Skymint, which primarily operates under the parent company of Green Peak Innovations Inc., owes more than $127 million to Canadian investment firm Tropics LP tied to the acquisition. Tropics has since come on as the primary funder of operations as Skymint works through receivership. But the minority lender in the acquisition, New York-based cannabis investment firm Merida Capital Holdings and a majority shareholder in 3Fifteen, is challenging whether its stores should be involved in the receivership at all.
Its lawyers have sought on several occasions to disjoin the company from the court-order receivership, despite the acquisition closing more than a year ago.
In the days prior to Skymint entering receivership, 3Fifteen Cannabis retook control of several stores acquired by Skymint, including dispensaries in Hamtramck, Grand Rapids, Camden and two in Battle Creek, according to court records.
But the circuit court judge in Ingham County ordered 3Fifteen to cede control back to Skymint, according to court records, as well as return control of bank accounts with nearly $500,000 in funds to Skymint.
Lawyers for Skymint and the receiver argued in a court hearing last week that 3Fifteen had not returned the bank accounts and should be held in contempt of court. 3Fifteen’s lawyers argued the order should be reversed and control of those stores and accounts should remain in 3Fifteen’s control.
“(The March 29 order) … required a return to the status quo, required return of money that was improperly taken, and so if you were to enter a stay of that March 29 order, it would reignite the chaos and the smash-and-grab tactics that we sought this court’s intervention and protection for,” David Dragich, partner at The Dragich Law Firm PLLC and attorney for the receiver in the case, argued in the hearing to the judge.
According to arguments in the hearing, 3Fifteen had used more than $600,000 from the accounts in question at Live Life Credit Union to pay leases and payments linked to the acquisition.
“What we want from the stay pending appeal is these locations to be shut down,” Max Newman, partner at law firm Butzel Long and attorney for 3Fifteen, argued in the hearing. “Smash-and-grab is what the other side is doing, and particularly how we see Tropics and Skymint. These operations under Skymint’s management, and I’d call it mismanagement, are losing hundreds of thousands of dollars a month …”
3Fifteen and Merida accused Skymint’s former CEO Jeff Radway of several misdeeds, including using the company as his personal piggy bank in several extramarital affairs.
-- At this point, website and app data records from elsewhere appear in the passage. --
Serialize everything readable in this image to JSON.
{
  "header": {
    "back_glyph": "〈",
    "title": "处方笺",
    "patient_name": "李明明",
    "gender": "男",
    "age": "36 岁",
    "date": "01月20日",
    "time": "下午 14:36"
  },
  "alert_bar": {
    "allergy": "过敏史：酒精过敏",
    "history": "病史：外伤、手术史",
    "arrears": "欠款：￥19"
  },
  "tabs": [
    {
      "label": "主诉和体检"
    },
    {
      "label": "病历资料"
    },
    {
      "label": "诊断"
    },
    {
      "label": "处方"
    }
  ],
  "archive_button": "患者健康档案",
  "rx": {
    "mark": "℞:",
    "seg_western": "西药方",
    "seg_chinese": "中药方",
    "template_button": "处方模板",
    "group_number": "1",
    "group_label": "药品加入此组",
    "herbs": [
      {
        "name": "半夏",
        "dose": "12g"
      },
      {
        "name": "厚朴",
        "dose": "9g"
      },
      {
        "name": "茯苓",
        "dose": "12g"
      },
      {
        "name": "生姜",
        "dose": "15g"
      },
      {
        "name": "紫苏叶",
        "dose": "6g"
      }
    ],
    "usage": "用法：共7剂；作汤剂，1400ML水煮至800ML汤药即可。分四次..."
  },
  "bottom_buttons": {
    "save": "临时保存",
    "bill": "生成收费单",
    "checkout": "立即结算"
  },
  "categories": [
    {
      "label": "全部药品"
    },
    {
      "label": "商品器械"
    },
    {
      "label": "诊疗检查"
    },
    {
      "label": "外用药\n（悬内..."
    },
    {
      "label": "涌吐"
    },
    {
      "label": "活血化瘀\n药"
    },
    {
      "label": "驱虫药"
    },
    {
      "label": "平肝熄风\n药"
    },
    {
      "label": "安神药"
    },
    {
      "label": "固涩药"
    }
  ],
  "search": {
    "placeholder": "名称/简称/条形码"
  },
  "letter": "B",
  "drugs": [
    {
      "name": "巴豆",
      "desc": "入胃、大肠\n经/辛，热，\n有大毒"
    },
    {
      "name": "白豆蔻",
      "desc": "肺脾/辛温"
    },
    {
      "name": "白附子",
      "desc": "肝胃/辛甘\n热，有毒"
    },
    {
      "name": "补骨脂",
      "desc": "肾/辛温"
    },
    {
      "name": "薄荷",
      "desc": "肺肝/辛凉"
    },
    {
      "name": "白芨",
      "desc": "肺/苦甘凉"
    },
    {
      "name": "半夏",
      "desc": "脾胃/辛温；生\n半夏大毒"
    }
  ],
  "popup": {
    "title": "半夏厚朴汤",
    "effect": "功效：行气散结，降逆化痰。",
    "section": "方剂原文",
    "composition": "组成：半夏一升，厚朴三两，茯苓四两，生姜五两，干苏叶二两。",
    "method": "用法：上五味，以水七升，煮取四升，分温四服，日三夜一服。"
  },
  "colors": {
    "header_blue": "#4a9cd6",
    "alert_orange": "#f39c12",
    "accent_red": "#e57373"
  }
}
Radway left the company on an “indefinite leave of absence” on April 7, according to an email to employees from Jeff Donahue, Skymint’s executive vice president and general counsel, that was obtained by Crain’s.
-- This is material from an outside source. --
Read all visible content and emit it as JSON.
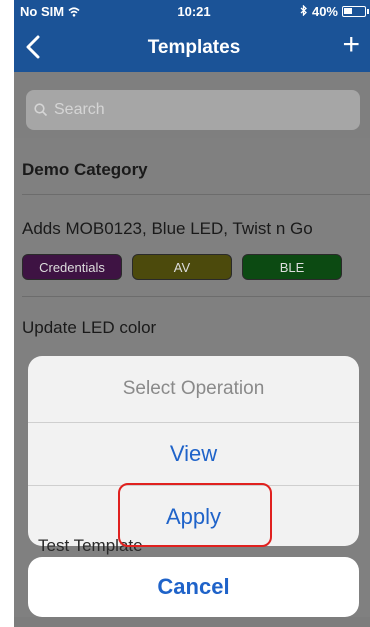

The Ingham County judge, however, did not buy into 3Fifteen’s claims that it should be separated from the receivership or authorize an appeal in another court and refused to reverse the March 29 order, according to the transcript from the May 3 hearing.
“The March 29 order restored the status quo and, again, 3Ffiteen isn’t asking for a stay that would just stop this case from proceeding, they’re asking to reverse parts of the March 29 order,” Judge Joyce Draganchuk said in the hearing. “So I think in balancing harms, there would be greater harm in granting the stay than in not … in my view, businesses should not be thrown into upheaval and the order appointing a receiver and the March 29 order stabilizes the businesses and allows them to continue in smooth operations.”
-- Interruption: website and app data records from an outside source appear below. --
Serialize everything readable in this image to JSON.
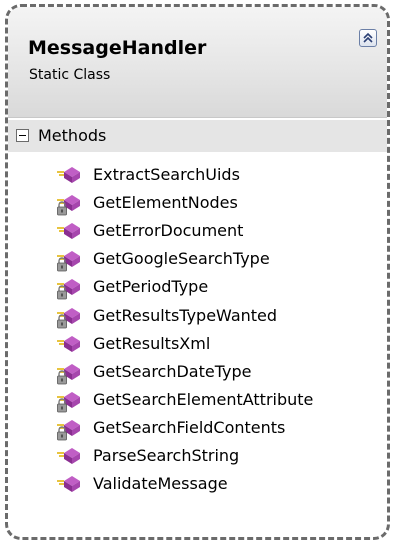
{
  "class": {
    "name": "MessageHandler",
    "kind": "Static Class",
    "collapse_icon": "double-chevron-up-icon"
  },
  "compartment": {
    "label": "Methods",
    "expander_icon": "minus-box-icon"
  },
  "methods": [
    {
      "name": "ExtractSearchUids",
      "access": "public"
    },
    {
      "name": "GetElementNodes",
      "access": "private"
    },
    {
      "name": "GetErrorDocument",
      "access": "public"
    },
    {
      "name": "GetGoogleSearchType",
      "access": "private"
    },
    {
      "name": "GetPeriodType",
      "access": "private"
    },
    {
      "name": "GetResultsTypeWanted",
      "access": "private"
    },
    {
      "name": "GetResultsXml",
      "access": "public"
    },
    {
      "name": "GetSearchDateType",
      "access": "private"
    },
    {
      "name": "GetSearchElementAttribute",
      "access": "private"
    },
    {
      "name": "GetSearchFieldContents",
      "access": "private"
    },
    {
      "name": "ParseSearchString",
      "access": "public"
    },
    {
      "name": "ValidateMessage",
      "access": "public"
    }
  ],
  "colors": {
    "border": "#6b6b6b",
    "method_icon": "#c05ec5",
    "lock_icon": "#7a7a7a"
  }
}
And with that, the judge denied 3Fifteen’s request. The judge also denied 3Fifteen’s request to enter arbitration over the purchase agreement with Skymint.
The plaintiff and defendant lawyers also argued over the $600,000 in funds 3Fifteen took from accounts to pay itself and expenses for the operations it believes it controls.
3Fifteen’s attorneys argued those expenses needed to be paid and the receiver would have done it anyway. The receiver’s attorney disagreed.
“It’s like robbing a convenience store and saying, ‘Well, we paid the wages of the employee because we gave the guy a $100 on the way out the door,'” Dragich said. “You don’t get to make that decision. You’ve taken the money from the receivership estate and all we’re asking for, again, is that those funds be returned and they be returned promptly.”
3Fifteen’s lawyer, Newman, argued the use of those funds was done because the order appointing a receiver was “ambiguous, vague, overwrought, verbose.”
Judge Draganchuck reminded Newman her signature was on that order.
“I know but it’s got typographical errors in it, misuse of apostrophes, literally repetition of the same phrase twice in a row that suggests that nobody proofread that order and the reason nobody proofread that order is, quite frankly, it’s unreadable,” Newman replied.
The judge ordered 3Fifteen to repay the more than $600,000 to Skymint, including the repayment of $375,000 within 24 hours of the May 3 hearing and the remainder by May 17.
The judge, however, declined to hold 3Fifteen in contempt of court over the ordeal.